Conway Bypass / Veterans Highway (SC 22), United States of America

The Conway Bypass was part of Horry County’s RIDE (Road Improvement and Development Effort) scheme which consisted of several projects such as the widening of SC 544, and a series of interconnected highways.

The project was constructed in three phases. Phase 1 construction was carried out between February 2004 and May 2005. Phase 2 was carried out between February 2008 and June 2011. The construction of final phase started in March 2011 and was opened in October 2012.

The major construction work of the bypass road project involved building overpasses, bridges, interchanges and intersections. Overpasses were constructed above North Eastern Road, Southern Pacific Railroad, Highway 111 to Calipatria, New River and Kalin Road. New bridges were constructed at New River and Union Pacific Railroad crossings.

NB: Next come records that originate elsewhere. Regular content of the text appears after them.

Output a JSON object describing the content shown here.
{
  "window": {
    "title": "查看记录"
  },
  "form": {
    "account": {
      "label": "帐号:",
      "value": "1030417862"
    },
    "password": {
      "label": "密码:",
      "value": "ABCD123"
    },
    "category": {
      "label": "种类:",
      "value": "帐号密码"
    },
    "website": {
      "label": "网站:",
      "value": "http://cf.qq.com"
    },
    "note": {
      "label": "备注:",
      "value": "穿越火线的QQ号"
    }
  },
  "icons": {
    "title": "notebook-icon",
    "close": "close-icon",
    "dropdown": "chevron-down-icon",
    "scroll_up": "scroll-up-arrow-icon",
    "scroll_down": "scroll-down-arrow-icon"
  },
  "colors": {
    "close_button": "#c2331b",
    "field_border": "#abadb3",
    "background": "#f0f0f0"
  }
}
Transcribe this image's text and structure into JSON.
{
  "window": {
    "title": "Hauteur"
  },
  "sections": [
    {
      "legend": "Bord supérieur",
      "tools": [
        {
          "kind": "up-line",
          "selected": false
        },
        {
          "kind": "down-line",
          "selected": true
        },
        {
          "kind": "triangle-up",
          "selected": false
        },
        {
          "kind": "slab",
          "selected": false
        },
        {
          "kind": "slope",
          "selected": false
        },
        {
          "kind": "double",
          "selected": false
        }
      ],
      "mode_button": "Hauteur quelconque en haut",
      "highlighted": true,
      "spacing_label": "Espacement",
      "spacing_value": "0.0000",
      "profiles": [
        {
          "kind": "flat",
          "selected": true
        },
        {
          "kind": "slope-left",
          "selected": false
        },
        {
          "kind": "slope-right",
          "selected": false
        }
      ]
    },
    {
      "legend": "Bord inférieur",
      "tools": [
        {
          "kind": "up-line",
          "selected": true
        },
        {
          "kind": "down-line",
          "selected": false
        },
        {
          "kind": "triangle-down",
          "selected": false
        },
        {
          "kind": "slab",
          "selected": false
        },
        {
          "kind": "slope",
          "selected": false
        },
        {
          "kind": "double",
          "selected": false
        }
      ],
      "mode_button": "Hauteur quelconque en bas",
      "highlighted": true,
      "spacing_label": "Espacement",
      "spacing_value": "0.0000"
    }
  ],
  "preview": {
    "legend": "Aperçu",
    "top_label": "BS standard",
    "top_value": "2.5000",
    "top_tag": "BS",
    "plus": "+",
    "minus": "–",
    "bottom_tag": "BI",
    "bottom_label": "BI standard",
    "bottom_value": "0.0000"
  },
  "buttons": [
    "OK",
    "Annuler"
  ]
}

A new interchange was created at the SR-78/SR-111 junction. A new intersection was constructed to the south of Shank Road, at the Best Road in Brawley.

Future possible expansion of the Brawley Airport was taken into consideration while constructing the bypass route.

Skanska was involved in the construction of the phase 2, which included a 3.1 mile stretch out of the four lane expressway. The related work also included construction of seven bridges at the interchanges. Seven multiple spanned box girder bridges were built along with an interchange, undercrossing, overhead railway and two I girder bridges across the New River.

Key players involved with the Brawley Bypass project

Skanska USA won a $68m contract from Caltrans in April 2008 to build the phase 2 of the project. In January 2011, Granite Construction received a $29.5m contract to construct phase 3 of the project.

Funding for the new bypass road around Brawley

The project received $133m from the $20bn transportation bond fund, proposition 1B, approved by voters in 2006.